[Problem to solve]
Looking at the records below, say how many lines include "value", and add nothing else.

[Data extract]
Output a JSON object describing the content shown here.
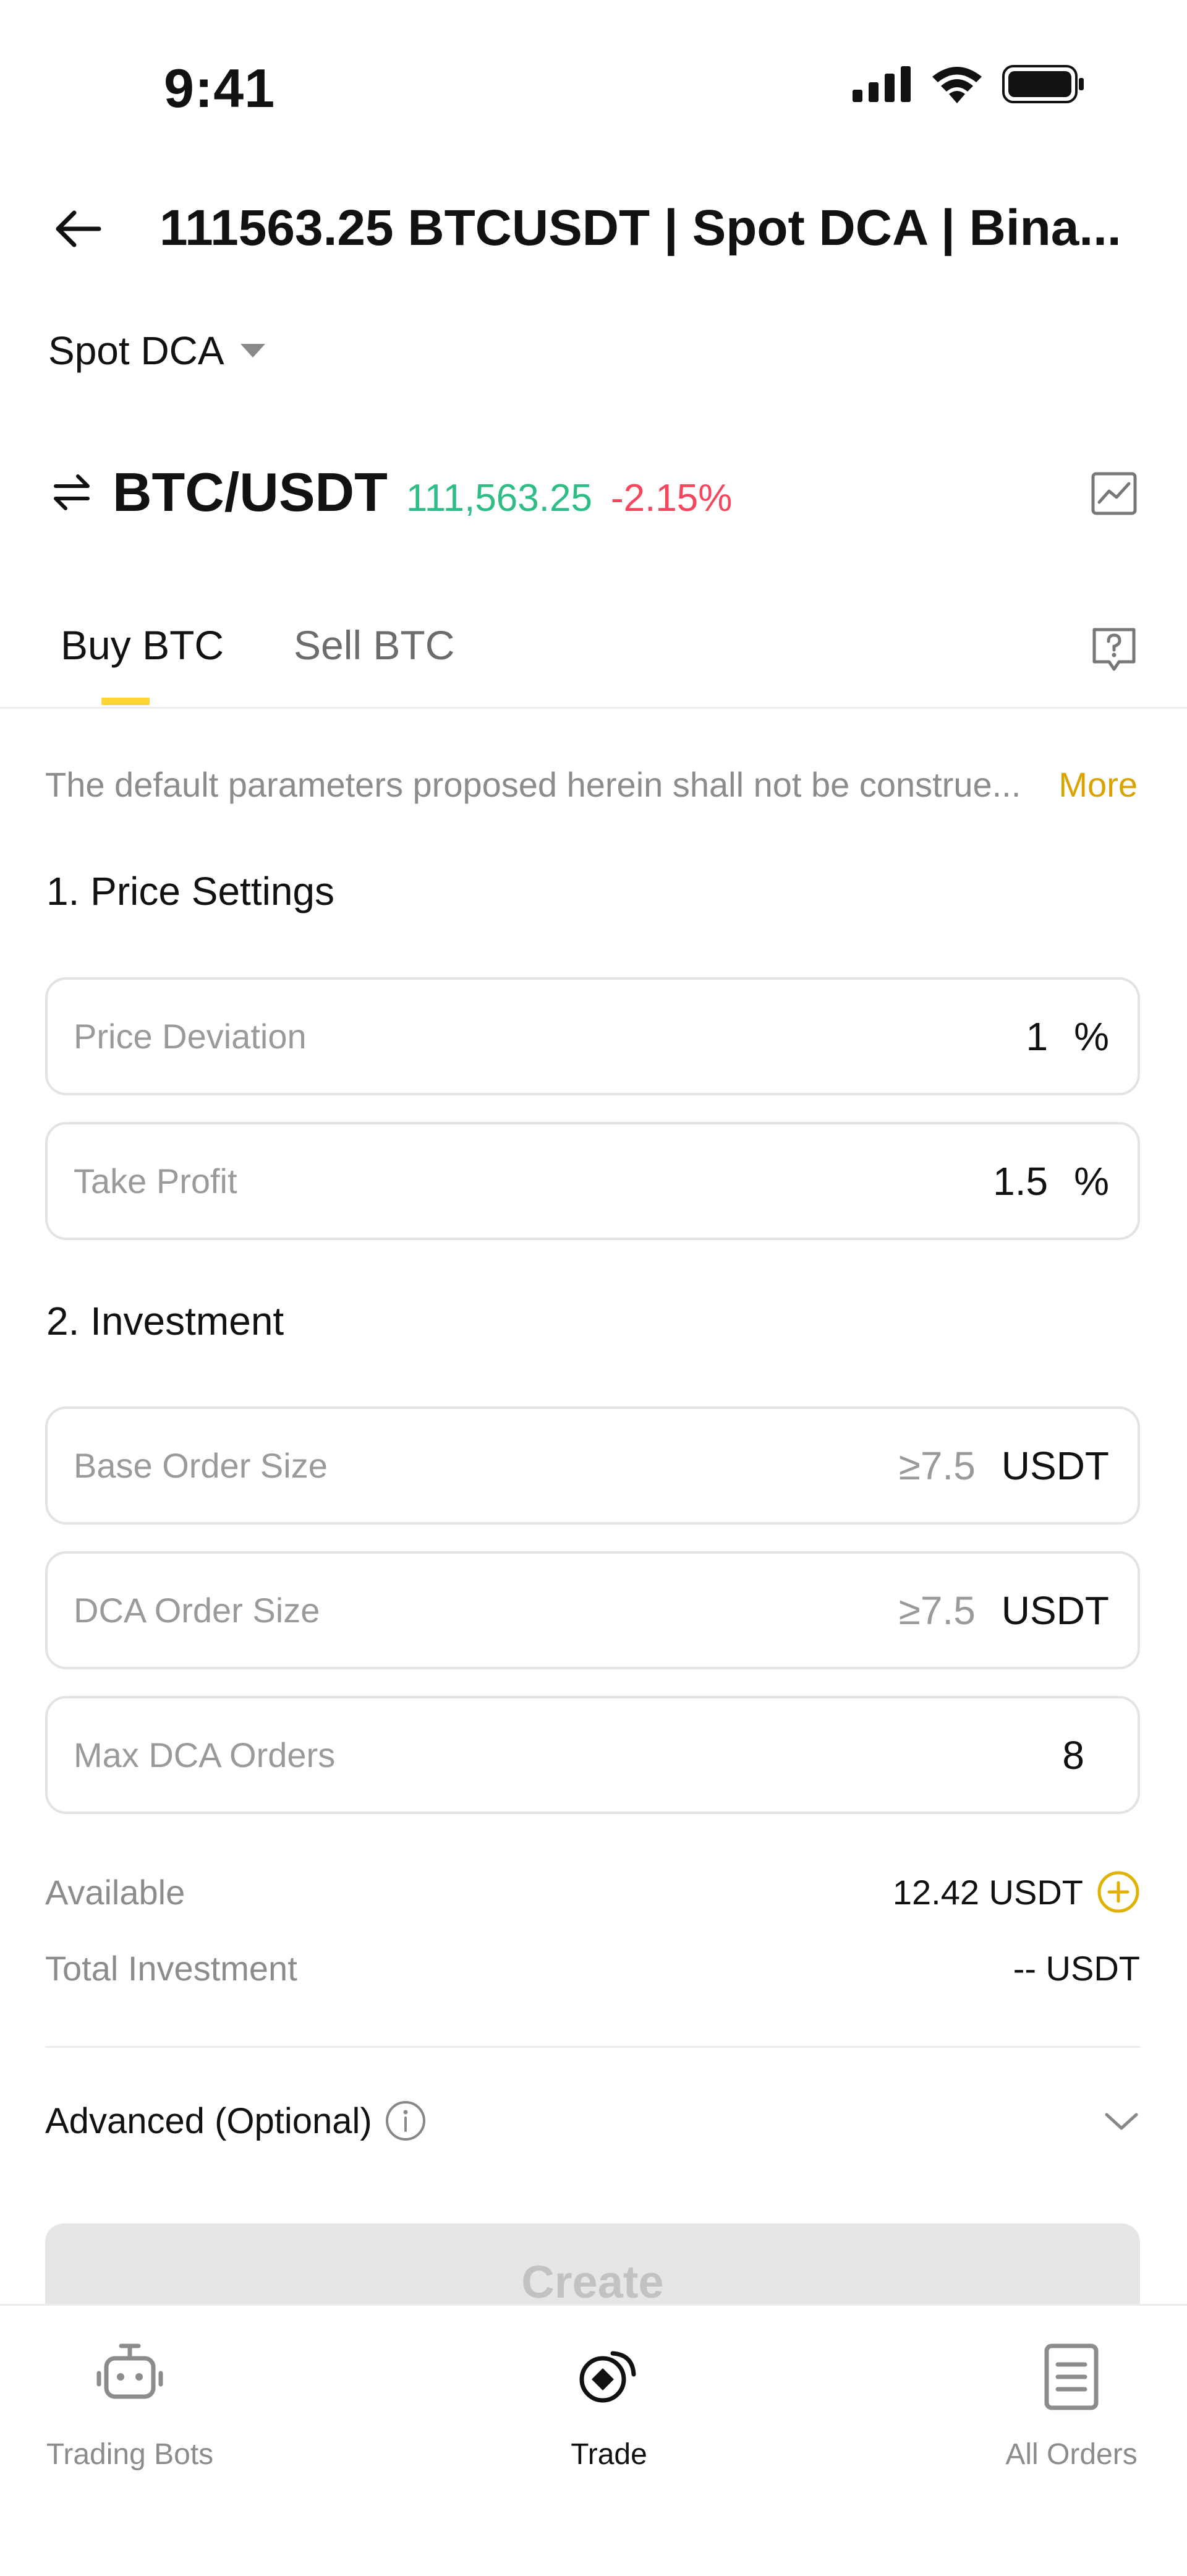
{
  "status_bar": {
    "time": "9:41"
  },
  "header": {
    "title": "111563.25 BTCUSDT | Spot DCA | Bina..."
  },
  "strategy": {
    "selected": "Spot DCA"
  },
  "pair": {
    "symbol": "BTC/USDT",
    "price": "111,563.25",
    "change": "-2.15%",
    "price_color": "#2ebd85",
    "change_color": "#f6465d"
  },
  "tabs": [
    {
      "label": "Buy BTC",
      "active": true
    },
    {
      "label": "Sell BTC",
      "active": false
    }
  ],
  "disclaimer": {
    "text": "The default parameters proposed herein shall not be construe...",
    "more": "More"
  },
  "price_settings": {
    "title": "1. Price Settings",
    "price_deviation": {
      "label": "Price Deviation",
      "value": "1",
      "unit": "%"
    },
    "take_profit": {
      "label": "Take Profit",
      "value": "1.5",
      "unit": "%"
    }
  },
  "investment": {
    "title": "2. Investment",
    "base_order": {
      "label": "Base Order Size",
      "placeholder": "≥7.5",
      "unit": "USDT"
    },
    "dca_order": {
      "label": "DCA Order Size",
      "placeholder": "≥7.5",
      "unit": "USDT"
    },
    "max_orders": {
      "label": "Max DCA Orders",
      "value": "8"
    }
  },
  "available": {
    "label": "Available",
    "value": "12.42 USDT"
  },
  "total_investment": {
    "label": "Total Investment",
    "value": "-- USDT"
  },
  "advanced": {
    "label": "Advanced (Optional)"
  },
  "create_button": {
    "label": "Create"
  },
  "bottom_nav": [
    {
      "label": "Trading Bots",
      "icon": "robot-icon",
      "active": false
    },
    {
      "label": "Trade",
      "icon": "trade-icon",
      "active": true
    },
    {
      "label": "All Orders",
      "icon": "orders-icon",
      "active": false
    }
  ],
  "colors": {
    "accent": "#fcd535",
    "link": "#d9a400",
    "up": "#2ebd85",
    "down": "#f6465d"
  }
}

[Exercise answer]
5